When good old standard media relations does not work, a way to get into the media is a sometimes powerful marketing tools called an “advertorial.”
The term – a combination of the words “advertisement” and “editorial” – refers to a print or online advertisement that promotes a company’s products or services while at the same time reading like an editorial. The effect is that the reader often forgets that he is looking at an advertisement, so he ingests the selling points of the service offering, without experiencing the negative reaction readers so often have when stumbling across ads.
A perfect example of a very effective and strategic advertorial is used by Omaha, Neb.-based home care franchise, Home Instead Senior Care, advertising its services through an advertorial written about the relationship between caregivers and their clients. The piece focuses on Melisa Bours, a part-time caregiver who explains how working with her clients has enriched her life. She provides examples that demonstrate the closeness she feels with the seniors she works with, and the article ends with the contact info for her agency.
The piece is engaging, but more importantly, it provides a favorable view of the agency. Bours is not just another caregiver, according to the piece. She takes time to forge relationships with her clients.
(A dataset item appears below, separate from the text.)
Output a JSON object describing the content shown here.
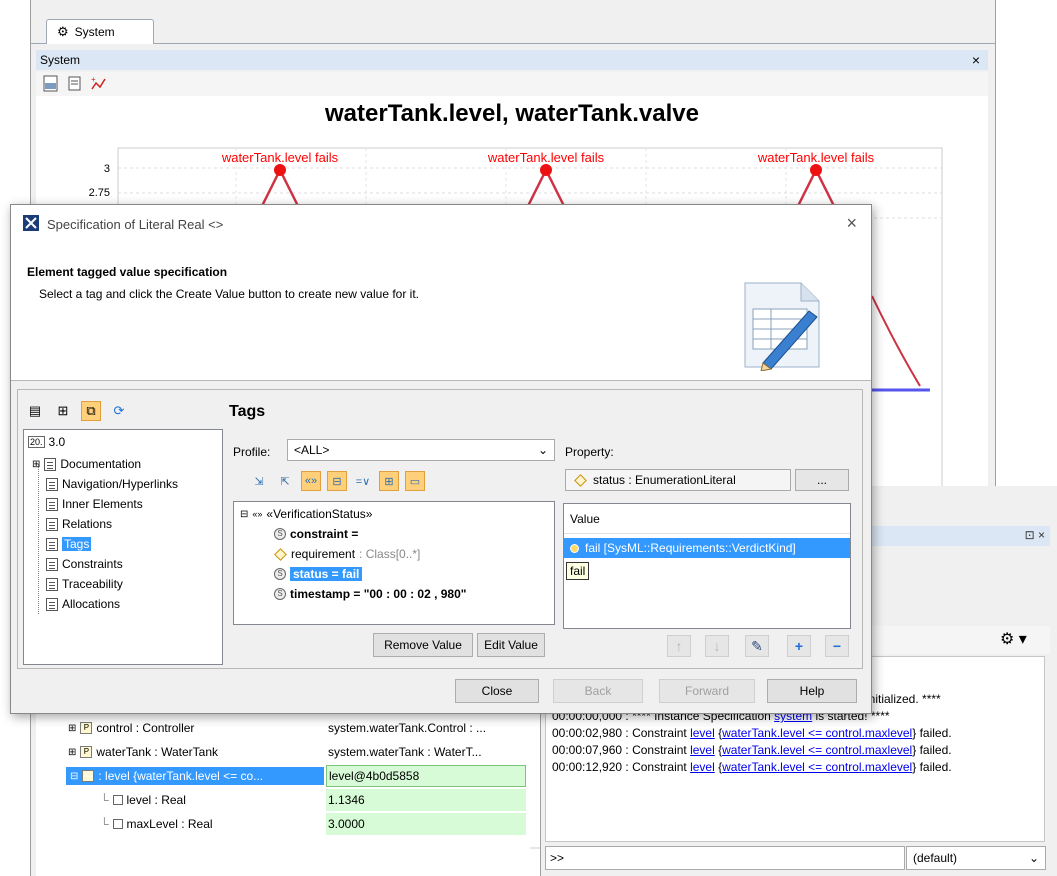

That’s enough to make prospective clients want to contact the agency.
Roscoe Barnes, author of Direct Response Advertising Made Easy, provides these helpful tips for writing advertorials:
- Study the publication the ad will be appearing in to understand its style.
- Double-check to make sure the publication accepts advertorials.
- Match the size of the advertorial with the size of the publication’s regular articles.
- Write a “newsy” (as apposed to ad-like) headline.